I understand if the comic readers might bristle at the personality overhauls. Blackheart of the comic had interesting complications with his supervillain lot in life. I can understand if criticism arises that these revisions, and others, dilute the potential edge. But to this also I say: Both the source material and adaptation can exist and complement the other. Softening Boldheart from a long-term anti-hero/villain into a wronged everyman makes it more cathartic for his onscreen arc when he lashes out at the institution.

Both comic and movie, Nimona is an ode to those who are othered, the queer commoner-knight and the queer-coded shapeshifter rebel (Stevenson’s outlet for his transgender identity). While the film does not explore the Asian identity in an explicit sense, the Asian-ification supplies these dimensions to Ballister Boldheart’s struggles, how hard he’s worked to not be an outsider in his homeland, and his ensuing distress when the world still rules him as such.
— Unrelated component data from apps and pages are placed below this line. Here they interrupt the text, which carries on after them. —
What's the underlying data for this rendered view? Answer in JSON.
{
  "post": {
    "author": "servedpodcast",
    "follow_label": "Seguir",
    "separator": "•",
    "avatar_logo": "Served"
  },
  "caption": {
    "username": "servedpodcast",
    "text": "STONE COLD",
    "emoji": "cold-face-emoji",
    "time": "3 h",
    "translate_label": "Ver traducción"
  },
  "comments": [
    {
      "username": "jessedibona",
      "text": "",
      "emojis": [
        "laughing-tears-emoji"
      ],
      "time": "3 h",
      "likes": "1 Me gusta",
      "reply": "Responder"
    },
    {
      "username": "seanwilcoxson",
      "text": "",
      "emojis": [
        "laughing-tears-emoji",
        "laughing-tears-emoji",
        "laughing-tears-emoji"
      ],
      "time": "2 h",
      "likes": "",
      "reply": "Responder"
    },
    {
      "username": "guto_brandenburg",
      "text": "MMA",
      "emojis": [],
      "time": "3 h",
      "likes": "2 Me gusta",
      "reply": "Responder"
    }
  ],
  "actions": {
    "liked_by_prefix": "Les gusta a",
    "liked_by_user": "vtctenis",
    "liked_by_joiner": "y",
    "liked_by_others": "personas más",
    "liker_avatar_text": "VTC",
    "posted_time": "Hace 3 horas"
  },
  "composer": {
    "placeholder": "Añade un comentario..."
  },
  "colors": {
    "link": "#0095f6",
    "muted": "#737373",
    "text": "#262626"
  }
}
It also draws a richer dynamic in his star-crossed love story with Goldenloin, who feels like he has to play a role in his privileged status at the expense of his boyfriend. Riding the waves of queer BIPOC representation in American cartoons, Nimona feels more pertinent by reimagining the race of its two leads.

Both knights undergo their most important trials: dissemble their teachings and deconstruct their knighthood myths. It’s pivotal that Boldheart and Goldenloin end their story without their armor and sword. To move on to happily ever after, they have to shed the burden of the sword to have a chance to grow, love one another, and be true to themselves.

Update: It doesn't necessarily change that I initially read the character comic designs as pale-skinned and race-neutral (though a brown-skinned supporting character did exist in the comic) and that the pair's Asian profiles are more pronounced in 3-D animation. But it turned out that Stevenson's 2014 Tumblr Q&A affirmed that Stevenson had seen Ballister as "Asian or mixed" and Stevenson dreamcast Ballister with light-skinned Asians like John Cho and Lucy Liu. At least one fan seemed to have read Ballister as Asian-coded for a long time.

Published on June 30, 2023

Words by Caroline Cao

Caroline Cao is an NYC-based writer. A queer Vietnamese American woman, she also won’t shut up about animation and theatre. She likes ramen, pasta, and fanfic writing. Follow her on Instagram and Twitter @Maximinalist.